Rapid unplanned urbanisation is driving increasing rainfall-triggered landslide risk in low-income communities in tropical developing countries. Conventional slope stabilisation techniques are often unaffordable and most disaster-risk-reduction funding is currently spent post-disaster. However, experience in the Caribbean has changed local engineering practice and World Bank policy, demonstrating that community-based surface water drainage is affordable and effective in mitigating urban landslides. New evidence presented in this paper identifies specific informal construction practices generating further landslide hazards and bioengineering schemes most effective for landslide mitigation. A dynamic hydrology–slope stability model is used to simulate the factor of safety response of nine slope classes (angle and soil strength) to progressive vegetation removal, slope cutting and loading, for six design storms. The effectiveness of 76 bioengineering schemes for improving stability is modelled. Key recommendations are that deforestation should be limited and slope cutting avoided as cutting is most detrimental to stability. Site-specific modelling is needed to identify where deep-rooting, lightweight trees might add stability, whereas grasses are beneficial in all locations.
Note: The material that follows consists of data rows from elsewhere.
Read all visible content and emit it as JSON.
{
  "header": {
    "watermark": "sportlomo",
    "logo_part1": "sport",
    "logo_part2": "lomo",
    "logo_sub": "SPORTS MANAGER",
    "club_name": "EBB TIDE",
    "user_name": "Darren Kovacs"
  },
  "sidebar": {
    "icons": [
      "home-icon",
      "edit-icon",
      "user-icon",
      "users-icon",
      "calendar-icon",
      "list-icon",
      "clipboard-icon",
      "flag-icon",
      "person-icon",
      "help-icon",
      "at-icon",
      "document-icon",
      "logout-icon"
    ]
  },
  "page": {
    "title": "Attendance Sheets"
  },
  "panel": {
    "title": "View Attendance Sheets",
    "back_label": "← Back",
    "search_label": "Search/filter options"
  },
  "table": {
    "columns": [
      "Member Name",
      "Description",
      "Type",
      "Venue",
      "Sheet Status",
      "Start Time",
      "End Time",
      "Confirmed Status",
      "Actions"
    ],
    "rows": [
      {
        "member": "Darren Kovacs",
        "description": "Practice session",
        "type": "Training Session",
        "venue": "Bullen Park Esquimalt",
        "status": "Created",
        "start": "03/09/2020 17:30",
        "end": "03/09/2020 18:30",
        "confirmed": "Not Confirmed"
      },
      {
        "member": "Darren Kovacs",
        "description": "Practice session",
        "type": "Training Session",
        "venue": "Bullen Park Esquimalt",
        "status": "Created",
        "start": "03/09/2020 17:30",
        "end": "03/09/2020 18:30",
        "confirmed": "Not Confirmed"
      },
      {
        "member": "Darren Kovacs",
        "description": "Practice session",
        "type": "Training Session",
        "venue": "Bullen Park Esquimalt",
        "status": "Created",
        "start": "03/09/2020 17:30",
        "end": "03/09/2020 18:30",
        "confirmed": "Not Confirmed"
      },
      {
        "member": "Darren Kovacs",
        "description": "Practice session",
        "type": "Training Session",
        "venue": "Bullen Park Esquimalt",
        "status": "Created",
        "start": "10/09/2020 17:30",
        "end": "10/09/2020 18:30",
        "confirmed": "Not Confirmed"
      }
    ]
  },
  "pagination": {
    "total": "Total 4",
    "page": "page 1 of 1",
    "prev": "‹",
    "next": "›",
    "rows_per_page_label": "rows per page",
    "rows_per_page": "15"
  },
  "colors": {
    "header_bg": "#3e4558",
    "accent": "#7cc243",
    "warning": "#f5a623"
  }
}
- developing countries
- disaster engineering
- geotechnical engineering
Holcombe, L., Beesley, M., Vardanega, P., & Sorbie, R. (2016). Urbanisation and landslides: hazard drivers and better practices. Proceedings of the ICE - Civil Engineering, 169(3), 137-144. https://doi.org/10.1680/jcien.15.00044